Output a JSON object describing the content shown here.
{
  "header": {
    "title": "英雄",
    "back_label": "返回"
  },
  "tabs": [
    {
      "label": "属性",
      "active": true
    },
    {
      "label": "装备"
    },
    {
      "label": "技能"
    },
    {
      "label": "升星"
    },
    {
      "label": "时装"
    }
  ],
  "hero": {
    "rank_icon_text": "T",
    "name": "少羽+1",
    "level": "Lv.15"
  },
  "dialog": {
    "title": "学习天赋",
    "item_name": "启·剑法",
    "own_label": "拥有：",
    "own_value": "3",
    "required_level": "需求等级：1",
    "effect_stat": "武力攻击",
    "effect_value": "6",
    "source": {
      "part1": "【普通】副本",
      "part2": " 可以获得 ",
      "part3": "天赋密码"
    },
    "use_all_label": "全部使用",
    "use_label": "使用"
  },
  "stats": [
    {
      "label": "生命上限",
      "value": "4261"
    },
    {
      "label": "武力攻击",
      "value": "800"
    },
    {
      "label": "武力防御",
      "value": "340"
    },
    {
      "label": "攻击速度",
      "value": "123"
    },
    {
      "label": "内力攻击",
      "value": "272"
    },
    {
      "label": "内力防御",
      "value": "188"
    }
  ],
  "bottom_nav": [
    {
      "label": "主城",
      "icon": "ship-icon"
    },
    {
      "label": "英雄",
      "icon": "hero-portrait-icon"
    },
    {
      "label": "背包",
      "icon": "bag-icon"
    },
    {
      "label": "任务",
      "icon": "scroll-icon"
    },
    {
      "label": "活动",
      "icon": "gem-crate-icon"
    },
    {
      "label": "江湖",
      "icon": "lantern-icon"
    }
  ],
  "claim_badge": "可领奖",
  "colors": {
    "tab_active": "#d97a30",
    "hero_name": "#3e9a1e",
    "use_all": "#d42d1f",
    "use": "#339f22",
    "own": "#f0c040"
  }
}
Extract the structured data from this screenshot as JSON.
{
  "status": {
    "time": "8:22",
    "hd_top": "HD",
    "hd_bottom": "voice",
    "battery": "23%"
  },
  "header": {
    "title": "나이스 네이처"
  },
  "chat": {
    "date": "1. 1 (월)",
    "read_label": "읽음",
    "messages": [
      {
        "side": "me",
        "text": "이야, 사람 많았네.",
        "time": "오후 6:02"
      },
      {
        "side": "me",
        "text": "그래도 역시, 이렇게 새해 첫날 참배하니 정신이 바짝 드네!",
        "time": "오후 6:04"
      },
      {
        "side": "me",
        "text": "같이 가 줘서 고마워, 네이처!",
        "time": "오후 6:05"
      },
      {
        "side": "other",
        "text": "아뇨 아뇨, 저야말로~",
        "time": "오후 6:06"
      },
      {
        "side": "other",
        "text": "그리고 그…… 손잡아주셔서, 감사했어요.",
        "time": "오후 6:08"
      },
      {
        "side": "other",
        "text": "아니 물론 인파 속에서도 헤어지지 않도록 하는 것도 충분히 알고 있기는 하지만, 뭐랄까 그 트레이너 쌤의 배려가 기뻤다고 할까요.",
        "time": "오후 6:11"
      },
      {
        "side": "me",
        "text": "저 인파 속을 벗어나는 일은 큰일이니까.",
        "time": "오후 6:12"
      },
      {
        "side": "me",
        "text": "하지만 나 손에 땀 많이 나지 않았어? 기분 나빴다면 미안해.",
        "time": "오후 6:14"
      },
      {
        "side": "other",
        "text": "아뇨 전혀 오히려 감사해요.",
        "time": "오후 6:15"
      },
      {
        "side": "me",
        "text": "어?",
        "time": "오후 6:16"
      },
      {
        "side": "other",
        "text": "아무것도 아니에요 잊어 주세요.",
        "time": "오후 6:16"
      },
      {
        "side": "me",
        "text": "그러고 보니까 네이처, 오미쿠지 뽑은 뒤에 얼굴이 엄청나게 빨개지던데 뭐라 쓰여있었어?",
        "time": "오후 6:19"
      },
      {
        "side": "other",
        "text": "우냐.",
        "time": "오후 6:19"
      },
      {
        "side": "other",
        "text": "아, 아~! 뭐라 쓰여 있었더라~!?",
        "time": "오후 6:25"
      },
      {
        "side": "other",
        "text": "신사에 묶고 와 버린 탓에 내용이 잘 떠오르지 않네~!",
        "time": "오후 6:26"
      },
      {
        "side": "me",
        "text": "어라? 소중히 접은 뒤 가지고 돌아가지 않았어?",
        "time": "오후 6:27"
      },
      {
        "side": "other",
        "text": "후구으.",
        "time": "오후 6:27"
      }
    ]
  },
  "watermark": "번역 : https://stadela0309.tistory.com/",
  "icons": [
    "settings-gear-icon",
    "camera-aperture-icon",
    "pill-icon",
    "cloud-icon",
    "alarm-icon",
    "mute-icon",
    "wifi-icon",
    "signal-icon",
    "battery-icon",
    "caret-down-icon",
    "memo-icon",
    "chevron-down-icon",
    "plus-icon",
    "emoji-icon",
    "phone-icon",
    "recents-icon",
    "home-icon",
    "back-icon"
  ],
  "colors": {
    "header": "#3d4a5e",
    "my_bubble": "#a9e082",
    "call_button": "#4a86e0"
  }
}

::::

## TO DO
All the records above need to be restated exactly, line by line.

## SOLUTION FOR THIS EXERCISE
Output a JSON object describing the content shown here.
{
  "header": {
    "title": "英雄",
    "back_label": "返回"
  },
  "tabs": [
    {
      "label": "属性",
      "active": true
    },
    {
      "label": "装备"
    },
    {
      "label": "技能"
    },
    {
      "label": "升星"
    },
    {
      "label": "时装"
    }
  ],
  "hero": {
    "rank_icon_text": "T",
    "name": "少羽+1",
    "level": "Lv.15"
  },
  "dialog": {
    "title": "学习天赋",
    "item_name": "启·剑法",
    "own_label": "拥有：",
    "own_value": "3",
    "required_level": "需求等级：1",
    "effect_stat": "武力攻击",
    "effect_value": "6",
    "source": {
      "part1": "【普通】副本",
      "part2": " 可以获得 ",
      "part3": "天赋密码"
    },
    "use_all_label": "全部使用",
    "use_label": "使用"
  },
  "stats": [
    {
      "label": "生命上限",
      "value": "4261"
    },
    {
      "label": "武力攻击",
      "value": "800"
    },
    {
      "label": "武力防御",
      "value": "340"
    },
    {
      "label": "攻击速度",
      "value": "123"
    },
    {
      "label": "内力攻击",
      "value": "272"
    },
    {
      "label": "内力防御",
      "value": "188"
    }
  ],
  "bottom_nav": [
    {
      "label": "主城",
      "icon": "ship-icon"
    },
    {
      "label": "英雄",
      "icon": "hero-portrait-icon"
    },
    {
      "label": "背包",
      "icon": "bag-icon"
    },
    {
      "label": "任务",
      "icon": "scroll-icon"
    },
    {
      "label": "活动",
      "icon": "gem-crate-icon"
    },
    {
      "label": "江湖",
      "icon": "lantern-icon"
    }
  ],
  "claim_badge": "可领奖",
  "colors": {
    "tab_active": "#d97a30",
    "hero_name": "#3e9a1e",
    "use_all": "#d42d1f",
    "use": "#339f22",
    "own": "#f0c040"
  }
}
Extract the structured data from this screenshot as JSON.
{
  "status": {
    "time": "8:22",
    "hd_top": "HD",
    "hd_bottom": "voice",
    "battery": "23%"
  },
  "header": {
    "title": "나이스 네이처"
  },
  "chat": {
    "date": "1. 1 (월)",
    "read_label": "읽음",
    "messages": [
      {
        "side": "me",
        "text": "이야, 사람 많았네.",
        "time": "오후 6:02"
      },
      {
        "side": "me",
        "text": "그래도 역시, 이렇게 새해 첫날 참배하니 정신이 바짝 드네!",
        "time": "오후 6:04"
      },
      {
        "side": "me",
        "text": "같이 가 줘서 고마워, 네이처!",
        "time": "오후 6:05"
      },
      {
        "side": "other",
        "text": "아뇨 아뇨, 저야말로~",
        "time": "오후 6:06"
      },
      {
        "side": "other",
        "text": "그리고 그…… 손잡아주셔서, 감사했어요.",
        "time": "오후 6:08"
      },
      {
        "side": "other",
        "text": "아니 물론 인파 속에서도 헤어지지 않도록 하는 것도 충분히 알고 있기는 하지만, 뭐랄까 그 트레이너 쌤의 배려가 기뻤다고 할까요.",
        "time": "오후 6:11"
      },
      {
        "side": "me",
        "text": "저 인파 속을 벗어나는 일은 큰일이니까.",
        "time": "오후 6:12"
      },
      {
        "side": "me",
        "text": "하지만 나 손에 땀 많이 나지 않았어? 기분 나빴다면 미안해.",
        "time": "오후 6:14"
      },
      {
        "side": "other",
        "text": "아뇨 전혀 오히려 감사해요.",
        "time": "오후 6:15"
      },
      {
        "side": "me",
        "text": "어?",
        "time": "오후 6:16"
      },
      {
        "side": "other",
        "text": "아무것도 아니에요 잊어 주세요.",
        "time": "오후 6:16"
      },
      {
        "side": "me",
        "text": "그러고 보니까 네이처, 오미쿠지 뽑은 뒤에 얼굴이 엄청나게 빨개지던데 뭐라 쓰여있었어?",
        "time": "오후 6:19"
      },
      {
        "side": "other",
        "text": "우냐.",
        "time": "오후 6:19"
      },
      {
        "side": "other",
        "text": "아, 아~! 뭐라 쓰여 있었더라~!?",
        "time": "오후 6:25"
      },
      {
        "side": "other",
        "text": "신사에 묶고 와 버린 탓에 내용이 잘 떠오르지 않네~!",
        "time": "오후 6:26"
      },
      {
        "side": "me",
        "text": "어라? 소중히 접은 뒤 가지고 돌아가지 않았어?",
        "time": "오후 6:27"
      },
      {
        "side": "other",
        "text": "후구으.",
        "time": "오후 6:27"
      }
    ]
  },
  "watermark": "번역 : https://stadela0309.tistory.com/",
  "icons": [
    "settings-gear-icon",
    "camera-aperture-icon",
    "pill-icon",
    "cloud-icon",
    "alarm-icon",
    "mute-icon",
    "wifi-icon",
    "signal-icon",
    "battery-icon",
    "caret-down-icon",
    "memo-icon",
    "chevron-down-icon",
    "plus-icon",
    "emoji-icon",
    "phone-icon",
    "recents-icon",
    "home-icon",
    "back-icon"
  ],
  "colors": {
    "header": "#3d4a5e",
    "my_bubble": "#a9e082",
    "call_button": "#4a86e0"
  }
}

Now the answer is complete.